▶ [Task requirements]
Copy out every line of the listing in which "haystack" appears.

┄┄┄┄┄┄┄┄┄┄┄┄┄┄┄┄┄┄┄┄

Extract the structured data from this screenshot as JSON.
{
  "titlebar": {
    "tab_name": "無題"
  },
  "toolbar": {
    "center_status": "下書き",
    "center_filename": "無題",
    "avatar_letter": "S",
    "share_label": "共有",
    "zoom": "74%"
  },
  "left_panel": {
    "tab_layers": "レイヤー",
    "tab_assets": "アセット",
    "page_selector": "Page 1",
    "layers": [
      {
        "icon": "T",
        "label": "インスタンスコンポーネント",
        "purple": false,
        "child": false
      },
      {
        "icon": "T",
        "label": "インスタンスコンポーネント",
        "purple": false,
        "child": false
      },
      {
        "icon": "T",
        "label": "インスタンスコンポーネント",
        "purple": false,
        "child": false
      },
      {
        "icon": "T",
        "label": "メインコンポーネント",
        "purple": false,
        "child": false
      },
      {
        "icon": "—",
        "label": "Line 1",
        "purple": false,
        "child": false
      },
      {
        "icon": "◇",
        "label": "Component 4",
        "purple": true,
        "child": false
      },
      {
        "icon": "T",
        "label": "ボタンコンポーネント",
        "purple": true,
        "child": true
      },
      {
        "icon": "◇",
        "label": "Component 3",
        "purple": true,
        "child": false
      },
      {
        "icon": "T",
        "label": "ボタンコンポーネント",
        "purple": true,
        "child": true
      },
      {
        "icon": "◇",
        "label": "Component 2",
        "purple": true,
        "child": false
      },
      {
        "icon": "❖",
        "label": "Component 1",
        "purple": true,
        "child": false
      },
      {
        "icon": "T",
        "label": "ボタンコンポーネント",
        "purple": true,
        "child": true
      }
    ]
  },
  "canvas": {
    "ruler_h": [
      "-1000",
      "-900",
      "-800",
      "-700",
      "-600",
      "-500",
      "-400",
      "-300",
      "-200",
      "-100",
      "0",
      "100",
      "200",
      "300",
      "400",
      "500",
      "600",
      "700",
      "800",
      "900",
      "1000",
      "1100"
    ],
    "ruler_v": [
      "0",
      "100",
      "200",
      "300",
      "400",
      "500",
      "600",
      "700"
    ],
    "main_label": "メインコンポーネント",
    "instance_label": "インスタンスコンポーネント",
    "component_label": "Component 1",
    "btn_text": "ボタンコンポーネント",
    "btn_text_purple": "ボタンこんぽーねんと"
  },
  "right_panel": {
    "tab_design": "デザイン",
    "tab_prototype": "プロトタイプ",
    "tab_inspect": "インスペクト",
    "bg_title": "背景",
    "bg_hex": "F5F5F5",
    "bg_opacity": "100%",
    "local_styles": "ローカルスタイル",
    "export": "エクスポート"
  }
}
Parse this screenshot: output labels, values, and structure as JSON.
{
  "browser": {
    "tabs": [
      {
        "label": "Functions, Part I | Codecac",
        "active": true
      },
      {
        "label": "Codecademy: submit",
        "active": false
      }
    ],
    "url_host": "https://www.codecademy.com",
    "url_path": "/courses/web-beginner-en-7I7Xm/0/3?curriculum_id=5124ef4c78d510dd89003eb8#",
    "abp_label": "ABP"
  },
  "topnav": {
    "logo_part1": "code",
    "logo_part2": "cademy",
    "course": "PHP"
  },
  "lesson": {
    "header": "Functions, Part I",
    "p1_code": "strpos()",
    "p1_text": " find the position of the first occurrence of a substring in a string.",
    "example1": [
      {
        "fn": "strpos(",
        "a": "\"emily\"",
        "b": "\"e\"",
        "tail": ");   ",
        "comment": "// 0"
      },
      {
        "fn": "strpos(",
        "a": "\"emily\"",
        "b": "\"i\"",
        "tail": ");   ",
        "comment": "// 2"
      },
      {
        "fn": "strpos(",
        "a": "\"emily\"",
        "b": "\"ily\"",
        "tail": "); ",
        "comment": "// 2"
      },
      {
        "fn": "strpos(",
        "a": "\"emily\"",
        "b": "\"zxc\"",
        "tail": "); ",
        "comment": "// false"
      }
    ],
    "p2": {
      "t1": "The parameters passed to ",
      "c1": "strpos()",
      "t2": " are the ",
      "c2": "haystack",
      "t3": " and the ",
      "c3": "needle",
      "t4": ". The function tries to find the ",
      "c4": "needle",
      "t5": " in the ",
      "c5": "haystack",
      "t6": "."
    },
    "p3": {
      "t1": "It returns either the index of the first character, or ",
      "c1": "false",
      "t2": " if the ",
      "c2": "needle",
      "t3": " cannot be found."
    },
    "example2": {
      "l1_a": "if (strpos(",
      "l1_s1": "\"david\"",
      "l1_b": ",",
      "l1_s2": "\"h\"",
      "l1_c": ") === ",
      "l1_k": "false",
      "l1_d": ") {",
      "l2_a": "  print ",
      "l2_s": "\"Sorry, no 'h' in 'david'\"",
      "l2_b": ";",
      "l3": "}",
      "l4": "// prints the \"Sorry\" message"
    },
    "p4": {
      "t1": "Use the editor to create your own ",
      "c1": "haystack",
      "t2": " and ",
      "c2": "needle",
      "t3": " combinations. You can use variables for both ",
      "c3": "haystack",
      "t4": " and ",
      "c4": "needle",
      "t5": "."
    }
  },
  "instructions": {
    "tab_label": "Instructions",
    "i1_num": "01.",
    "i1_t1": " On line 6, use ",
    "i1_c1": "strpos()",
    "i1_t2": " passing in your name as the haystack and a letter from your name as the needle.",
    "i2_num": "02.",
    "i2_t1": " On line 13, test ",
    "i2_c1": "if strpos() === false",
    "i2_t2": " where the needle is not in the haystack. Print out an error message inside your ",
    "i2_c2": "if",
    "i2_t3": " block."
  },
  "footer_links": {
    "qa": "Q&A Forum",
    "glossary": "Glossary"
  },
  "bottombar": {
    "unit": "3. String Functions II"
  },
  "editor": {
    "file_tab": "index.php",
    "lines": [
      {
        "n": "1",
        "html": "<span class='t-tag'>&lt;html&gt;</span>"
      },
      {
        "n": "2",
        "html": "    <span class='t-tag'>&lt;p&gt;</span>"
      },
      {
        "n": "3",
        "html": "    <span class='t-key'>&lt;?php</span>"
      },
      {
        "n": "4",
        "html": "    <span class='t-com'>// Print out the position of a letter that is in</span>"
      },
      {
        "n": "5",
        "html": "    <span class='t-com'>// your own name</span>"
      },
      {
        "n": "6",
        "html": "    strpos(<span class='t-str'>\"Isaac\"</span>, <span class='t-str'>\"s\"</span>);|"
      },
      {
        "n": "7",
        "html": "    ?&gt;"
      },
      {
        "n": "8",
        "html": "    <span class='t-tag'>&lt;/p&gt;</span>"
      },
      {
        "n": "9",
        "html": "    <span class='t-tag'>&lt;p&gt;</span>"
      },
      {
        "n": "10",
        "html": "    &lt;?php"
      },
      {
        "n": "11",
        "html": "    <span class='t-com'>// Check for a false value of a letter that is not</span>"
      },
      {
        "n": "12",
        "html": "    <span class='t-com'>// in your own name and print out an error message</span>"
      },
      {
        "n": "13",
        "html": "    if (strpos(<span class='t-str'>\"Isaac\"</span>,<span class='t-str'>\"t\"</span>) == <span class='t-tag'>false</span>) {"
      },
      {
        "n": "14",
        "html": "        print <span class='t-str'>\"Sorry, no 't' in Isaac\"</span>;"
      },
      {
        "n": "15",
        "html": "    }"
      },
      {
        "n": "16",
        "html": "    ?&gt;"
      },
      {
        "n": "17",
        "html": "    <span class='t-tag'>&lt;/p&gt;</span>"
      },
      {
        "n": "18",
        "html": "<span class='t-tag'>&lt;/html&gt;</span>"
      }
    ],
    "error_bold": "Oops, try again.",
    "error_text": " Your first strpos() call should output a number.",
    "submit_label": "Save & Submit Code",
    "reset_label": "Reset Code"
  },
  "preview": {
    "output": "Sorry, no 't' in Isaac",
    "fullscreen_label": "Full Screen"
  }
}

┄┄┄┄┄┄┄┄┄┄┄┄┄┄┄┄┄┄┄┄

▶ [Solution]
      "c2": "haystack",
      "c5": "haystack",
      "c1": "haystack",
      "c3": "haystack",
    "i1_t2": " passing in your name as the haystack and a letter from your name as the needle.",
    "i2_t2": " where the needle is not in the haystack. Print out an error message inside your ",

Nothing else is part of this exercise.